In Fisher v. University of Texas, the United States Supreme Court decided by a 7-1 vote to send the case back to the Fifth Circuit to reconsider its decision. The Court held that the Fifth Circuit applied the wrong standard in evaluating the University of Texas’s affirmative action program. The Court held that the “strict scrutiny” standard for Equal Protection cases applies to how to judge such programs.
This case stems from the efforts of Abigail Fisher, a Caucasian female, to have the affirmative action programs at the University of Texas declared unconstitutional. Fisher alleged that she was denied admission to the undergraduate program at the University of Texas because of its affirmative action program. The lower courts upheld the University of Texas program. The Fifth Circuit stated that some deference was due to the judgment of the University of Texas in evaluating whether its affirmative action programs were constitutional.
Writing for the majority, Justice Anthony Kennedy held that this element of deference to the university’s judgment was incorrect. Kennedy analyzed the strict scrutiny analysis applicable to these equal protection cases. Under that analysis, Kennedy first reaffirmed the basic proposition that seeking racial diversity may constitute a compelling governmental interest that the government may pursue.
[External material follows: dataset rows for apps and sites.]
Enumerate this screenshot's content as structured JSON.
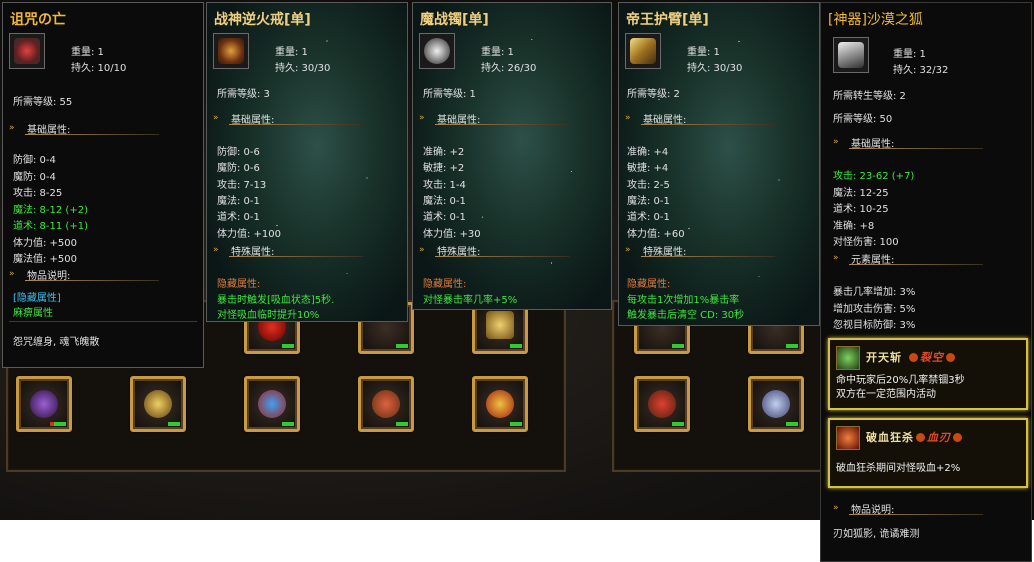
{
  "tooltips": [
    {
      "title": "诅咒の亡",
      "weight": "重量: 1",
      "durability": "持久: 10/10",
      "req": "所需等级: 55",
      "basic_header": "基础属性:",
      "basic": [
        {
          "text": "防御: 0-4",
          "c": "white"
        },
        {
          "text": "魔防: 0-4",
          "c": "white"
        },
        {
          "text": "攻击: 8-25",
          "c": "white"
        },
        {
          "text": "魔法: 8-12 (+2)",
          "c": "green"
        },
        {
          "text": "道术: 8-11 (+1)",
          "c": "green"
        },
        {
          "text": "体力值: +500",
          "c": "white"
        },
        {
          "text": "魔法值: +500",
          "c": "white"
        }
      ],
      "desc_header": "物品说明:",
      "desc": [
        {
          "text": "[隐藏属性]",
          "c": "cyan"
        },
        {
          "text": "麻痹属性",
          "c": "green"
        }
      ],
      "flavor": "怨咒缠身, 魂飞魄散"
    },
    {
      "title": "战神逆火戒[单]",
      "weight": "重量: 1",
      "durability": "持久: 30/30",
      "req": "所需等级: 3",
      "basic_header": "基础属性:",
      "basic": [
        {
          "text": "防御: 0-6",
          "c": "white"
        },
        {
          "text": "魔防: 0-6",
          "c": "white"
        },
        {
          "text": "攻击: 7-13",
          "c": "white"
        },
        {
          "text": "魔法: 0-1",
          "c": "white"
        },
        {
          "text": "道术: 0-1",
          "c": "white"
        },
        {
          "text": "体力值: +100",
          "c": "white"
        }
      ],
      "special_header": "特殊属性:",
      "hidden_header": "隐藏属性:",
      "hidden": [
        {
          "text": "暴击时触发[吸血状态]5秒.",
          "c": "green"
        },
        {
          "text": "对怪吸血临时提升10%",
          "c": "green"
        }
      ]
    },
    {
      "title": "魔战镯[单]",
      "weight": "重量: 1",
      "durability": "持久: 26/30",
      "req": "所需等级: 1",
      "basic_header": "基础属性:",
      "basic": [
        {
          "text": "准确: +2",
          "c": "white"
        },
        {
          "text": "敏捷: +2",
          "c": "white"
        },
        {
          "text": "攻击: 1-4",
          "c": "white"
        },
        {
          "text": "魔法: 0-1",
          "c": "white"
        },
        {
          "text": "道术: 0-1",
          "c": "white"
        },
        {
          "text": "体力值: +30",
          "c": "white"
        }
      ],
      "special_header": "特殊属性:",
      "hidden_header": "隐藏属性:",
      "hidden": [
        {
          "text": "对怪暴击率几率+5%",
          "c": "green"
        }
      ]
    },
    {
      "title": "帝王护臂[单]",
      "weight": "重量: 1",
      "durability": "持久: 30/30",
      "req": "所需等级: 2",
      "basic_header": "基础属性:",
      "basic": [
        {
          "text": "准确: +4",
          "c": "white"
        },
        {
          "text": "敏捷: +4",
          "c": "white"
        },
        {
          "text": "攻击: 2-5",
          "c": "white"
        },
        {
          "text": "魔法: 0-1",
          "c": "white"
        },
        {
          "text": "道术: 0-1",
          "c": "white"
        },
        {
          "text": "体力值: +60",
          "c": "white"
        }
      ],
      "special_header": "特殊属性:",
      "hidden_header": "隐藏属性:",
      "hidden": [
        {
          "text": "每攻击1次增加1%暴击率",
          "c": "green"
        },
        {
          "text": "触发暴击后清空 CD: 30秒",
          "c": "green"
        }
      ]
    },
    {
      "title": "[神器]沙漠之狐",
      "weight": "重量: 1",
      "durability": "持久: 32/32",
      "req_rebirth": "所需转生等级: 2",
      "req": "所需等级: 50",
      "basic_header": "基础属性:",
      "basic": [
        {
          "text": "攻击: 23-62 (+7)",
          "c": "green"
        },
        {
          "text": "魔法: 12-25",
          "c": "white"
        },
        {
          "text": "道术: 10-25",
          "c": "white"
        },
        {
          "text": "准确: +8",
          "c": "white"
        },
        {
          "text": "对怪伤害: 100",
          "c": "white"
        }
      ],
      "element_header": "元素属性:",
      "element": [
        {
          "text": "暴击几率增加: 3%",
          "c": "white"
        },
        {
          "text": "增加攻击伤害: 5%",
          "c": "white"
        },
        {
          "text": "忽视目标防御: 3%",
          "c": "white"
        }
      ],
      "skills": [
        {
          "name": "开天斩",
          "tag": "裂空",
          "desc": [
            "命中玩家后20%几率禁锢3秒",
            "双方在一定范围内活动"
          ]
        },
        {
          "name": "破血狂杀",
          "tag": "血刃",
          "desc": [
            "破血狂杀期间对怪吸血+2%"
          ]
        }
      ],
      "desc_header": "物品说明:",
      "flavor": "刃如狐影, 诡谲难测"
    }
  ],
  "colors": {
    "gold": "#f2b938",
    "title": "#f0d080",
    "green": "#3ee63e",
    "cyan": "#39c0f0",
    "orange": "#e27b3c",
    "slot_border": "#c99a44",
    "skill_border": "#d8c040"
  },
  "icons": [
    "necklace-icon",
    "ring-icon",
    "bracelet-icon",
    "armguard-icon",
    "pistol-icon",
    "gem-slot-icon"
  ]
}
Kennedy also stated settled law in finding that once a compelling governmental interest is demonstrated, the state must narrowly tailor its policies to achieve that interest.
While the Court rearticulated the deference allowed to diversity as a compelling interest (and affirmedBakke v. Regents of the University of California and Grutter v. Bollenger) Kennedy rejected the narrow tailoring analysis of the Fifth Circuit. In essence, the Fifth Circuit failed to apply the rigor required by strict scrutiny to determine whether the policy is narrowly tailored to meet the compelling governmental interest. Kennedy emphasized that though a court may give deference to a University’s compelling interest in diversity and its expertise in designing diversity programs, the deference does not extend to the analysis a court must undertake:
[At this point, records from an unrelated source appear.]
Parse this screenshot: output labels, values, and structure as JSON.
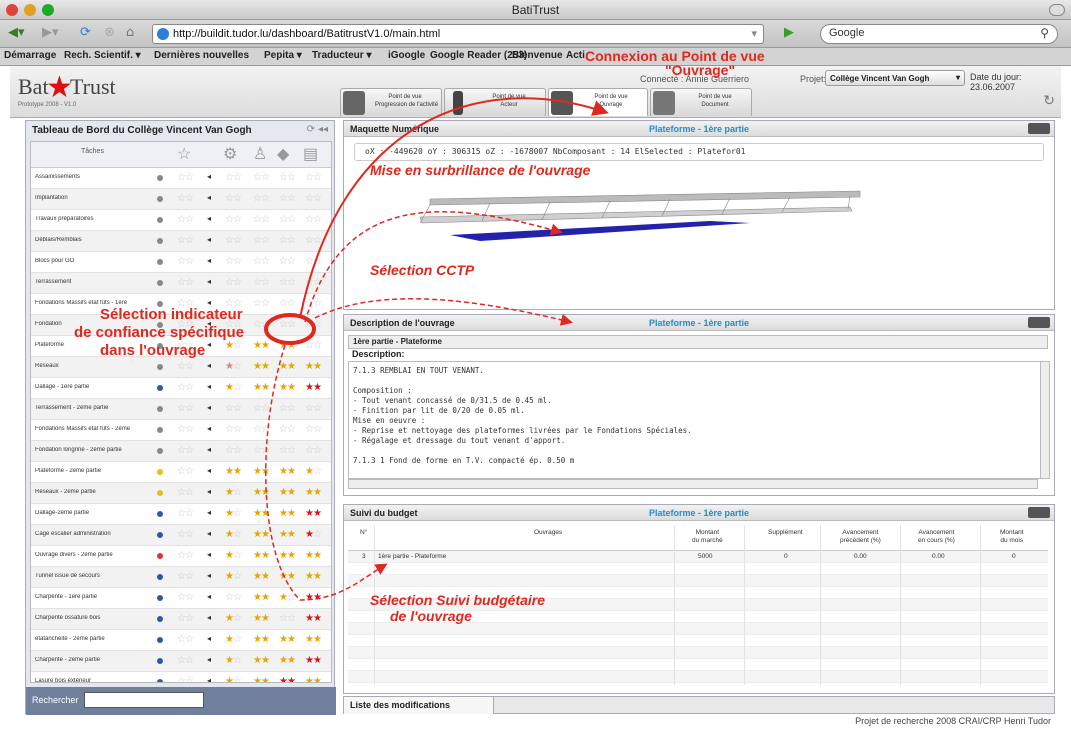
{
  "window": {
    "title": "BatiTrust"
  },
  "toolbar": {
    "url": "http://buildit.tudor.lu/dashboard/BatitrustV1.0/main.html",
    "search_label": "Google"
  },
  "bookmarks": [
    "Démarrage",
    "Rech. Scientif. ▾",
    "Dernières nouvelles",
    "Pepita ▾",
    "Traducteur ▾",
    "iGoogle",
    "Google Reader (253)",
    "Bienvenue",
    "Acti"
  ],
  "app": {
    "logo_bat": "Bat",
    "logo_trust": "Trust",
    "logo_version": "Prototype 2008 - V1.0",
    "connecte": "Connecté : Annie Guerriero",
    "projet_label": "Projet:",
    "projet_value": "Collège Vincent Van Gogh",
    "date": "Date du jour: 23.06.2007",
    "tabs": [
      {
        "label": "Point de vue\nProgression de l'activité"
      },
      {
        "label": "Point de vue\nActeur"
      },
      {
        "label": "Point de vue\nOuvrage"
      },
      {
        "label": "Point de vue\nDocument"
      }
    ]
  },
  "left": {
    "title": "Tableau de Bord du Collège Vincent Van Gogh",
    "col_taches": "Tâches",
    "search_label": "Rechercher",
    "rows": [
      {
        "name": "Assainissements",
        "dot": "#888888",
        "s": [
          "00",
          "00",
          "00",
          "00"
        ]
      },
      {
        "name": "Implantation",
        "dot": "#888888",
        "s": [
          "00",
          "00",
          "00",
          "00"
        ]
      },
      {
        "name": "Travaux préparatoires",
        "dot": "#888888",
        "s": [
          "00",
          "00",
          "00",
          "00"
        ]
      },
      {
        "name": "Déblais/Remblais",
        "dot": "#888888",
        "s": [
          "00",
          "00",
          "00",
          "00"
        ]
      },
      {
        "name": "Blocs pour GO",
        "dot": "#888888",
        "s": [
          "00",
          "00",
          "00",
          "00"
        ]
      },
      {
        "name": "Terrassement",
        "dot": "#888888",
        "s": [
          "00",
          "00",
          "00",
          "00"
        ]
      },
      {
        "name": "Fondations Massifs etat fûts - 1ère",
        "dot": "#888888",
        "s": [
          "00",
          "00",
          "00",
          "00"
        ]
      },
      {
        "name": "Fondation",
        "dot": "#888888",
        "s": [
          "00",
          "00",
          "00",
          "00"
        ]
      },
      {
        "name": "Plateforme",
        "dot": "#888888",
        "s": [
          "Y0",
          "YY",
          "YY",
          "00"
        ]
      },
      {
        "name": "Réseaux",
        "dot": "#888888",
        "s": [
          "r0",
          "YY",
          "YY",
          "YY"
        ]
      },
      {
        "name": "Dallage - 1ère partie",
        "dot": "#3355aa",
        "s": [
          "Y0",
          "YY",
          "YY",
          "RR"
        ]
      },
      {
        "name": "Terrassement - 2ème partie",
        "dot": "#888888",
        "s": [
          "00",
          "00",
          "00",
          "00"
        ]
      },
      {
        "name": "Fondations Massifs etat fûts - 2ème",
        "dot": "#888888",
        "s": [
          "00",
          "00",
          "00",
          "00"
        ]
      },
      {
        "name": "Fondation longrine - 2ème partie",
        "dot": "#888888",
        "s": [
          "00",
          "00",
          "00",
          "00"
        ]
      },
      {
        "name": "Plateforme - 2ème partie",
        "dot": "#e0c020",
        "s": [
          "YY",
          "YY",
          "YY",
          "Y0"
        ]
      },
      {
        "name": "Réseaux - 2ème partie",
        "dot": "#e0c020",
        "s": [
          "Y0",
          "YY",
          "YY",
          "YY"
        ]
      },
      {
        "name": "Dallage-2ème partie",
        "dot": "#3355aa",
        "s": [
          "Y0",
          "YY",
          "YY",
          "RR"
        ]
      },
      {
        "name": "Cage escalier administration",
        "dot": "#3355aa",
        "s": [
          "Y0",
          "YY",
          "YY",
          "R0"
        ]
      },
      {
        "name": "Ouvrage divers - 2ème partie",
        "dot": "#dd3333",
        "s": [
          "Y0",
          "YY",
          "YY",
          "YY"
        ]
      },
      {
        "name": "Tunnel issue de secours",
        "dot": "#3355aa",
        "s": [
          "Y0",
          "YY",
          "YY",
          "YY"
        ]
      },
      {
        "name": "Charpente - 1ère partie",
        "dot": "#3355aa",
        "s": [
          "00",
          "YY",
          "Y0",
          "RR"
        ]
      },
      {
        "name": "Charpente ossature bois",
        "dot": "#3355aa",
        "s": [
          "Y0",
          "YY",
          "00",
          "RR"
        ]
      },
      {
        "name": "etatanchéité - 2ème partie",
        "dot": "#3355aa",
        "s": [
          "Y0",
          "YY",
          "YY",
          "YY"
        ]
      },
      {
        "name": "Charpente - 2ème partie",
        "dot": "#3355aa",
        "s": [
          "Y0",
          "YY",
          "YY",
          "RR"
        ]
      },
      {
        "name": "Lasure bois extérieur",
        "dot": "#3355aa",
        "s": [
          "Y0",
          "YY",
          "RR",
          "YY"
        ]
      }
    ]
  },
  "maquette": {
    "title": "Maquette Numérique",
    "subtitle": "Plateforme - 1ère partie",
    "coords": "oX : -449620  oY : 306315  oZ : -1678007  NbComposant : 14  ElSelected : Platefor01"
  },
  "description": {
    "title": "Description de l'ouvrage",
    "subtitle": "Plateforme - 1ère partie",
    "sub_header": "1ère partie - Plateforme",
    "label": "Description:",
    "body": "7.1.3 REMBLAI EN TOUT VENANT.\n\nComposition :\n- Tout venant concassé de 0/31.5 de 0.45 ml.\n- Finition par lit de 0/20 de 0.05 ml.\nMise en oeuvre :\n- Reprise et nettoyage des plateformes livrées par le Fondations Spéciales.\n- Régalage et dressage du tout venant d'apport.\n\n7.1.3 1 Fond de forme en T.V. compacté ép. 0.50 m"
  },
  "budget": {
    "title": "Suivi du budget",
    "subtitle": "Plateforme - 1ère partie",
    "headers": [
      "N°",
      "Ouvrages",
      "Montant\ndu marché",
      "Supplément",
      "Avancement\nprécédent (%)",
      "Avancement\nen cours (%)",
      "Montant\ndu mois"
    ],
    "row": [
      "3",
      "1ère partie - Plateforme",
      "5000",
      "0",
      "0.00",
      "0.00",
      "0"
    ]
  },
  "bottom": {
    "tab": "Liste des modifications",
    "footer": "Projet de recherche 2008 CRAI/CRP Henri Tudor"
  },
  "annotations": {
    "connexion": "Connexion au Point de vue",
    "connexion2": "\"Ouvrage\"",
    "surbrillance": "Mise en surbrillance de l'ouvrage",
    "cctp": "Sélection CCTP",
    "indicateur1": "Sélection indicateur",
    "indicateur2": "de confiance spécifique",
    "indicateur3": "dans l'ouvrage",
    "budget1": "Sélection Suivi budgétaire",
    "budget2": "de l'ouvrage"
  }
}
Once the University has established that its goal of diversity is consistent with strict scrutiny, however, there must still be a further judicial determination that the admissions process meets strict scrutiny in its implementation. The University must prove that the means chosen by the University to attain diversity are narrowly tailored to that goal. On this point, the University receives no deference. [. . .] True, a court can take account of a university’s experience and expertise in adopting or rejecting certain admissions processes. But, as the Court said in Grutter, it remains at all times the University’s obligation to demonstrate, and the Judiciary’s obligation to determine, that admissions processes “ensure that each applicant is evaluated as an individual and not in a way that makes an applicant’s race or ethnicity the defining feature of his or her application.” (Slip. Op. at 10.)
This holding may make affirmative action more difficult to defend in future lawsuits. Fisher appears to raise the evaluative bar by which courts must evaluate affirmative action. Universities now must demonstrate (without any deference to their judgment) that race-conscious affirmative action is a necessary practice and that other approaches would not accomplish the interest in achieving diversity. They must show that non-race-conscious approaches are insufficient, and that race-conscious approaches are the most affective. Under this standard, the Fifth Circuit must now reconsider their initial ruling.
Though this opinion makes it more difficult to defend affirmative action, it did not end affirmative action. Contrary to what many feared, the Court did not overrule Bakke and Grutter. Seeking racial diversity in undergraduate admissions and other educational and employment contexts is still a valid compelling governmental interest. For the time being, public universities pursuing affirmative action policies may continue to do so.
But this may be a short-lived victory for proponents of affirmative action. At best, this opinion can only be read as a narrow decision that largely restated long-standing law without taking a definitive stand concerning affirmative action. It punted a broader consideration of the constitutionality of affirmative action to another day.
Indeed, another affirmative action case will be argued before the Court this fall. The Court granted cert to the Michigan case of Schuette v. Coalition to Defend Affirmative Action in March. In Schuette or some other case, the Court will have to squarely confront the constitutionality of affirmative action. And the standard articulated in Fisher may make that case far more difficult—if not virtually impossible—for advocates of affirmative action to prove.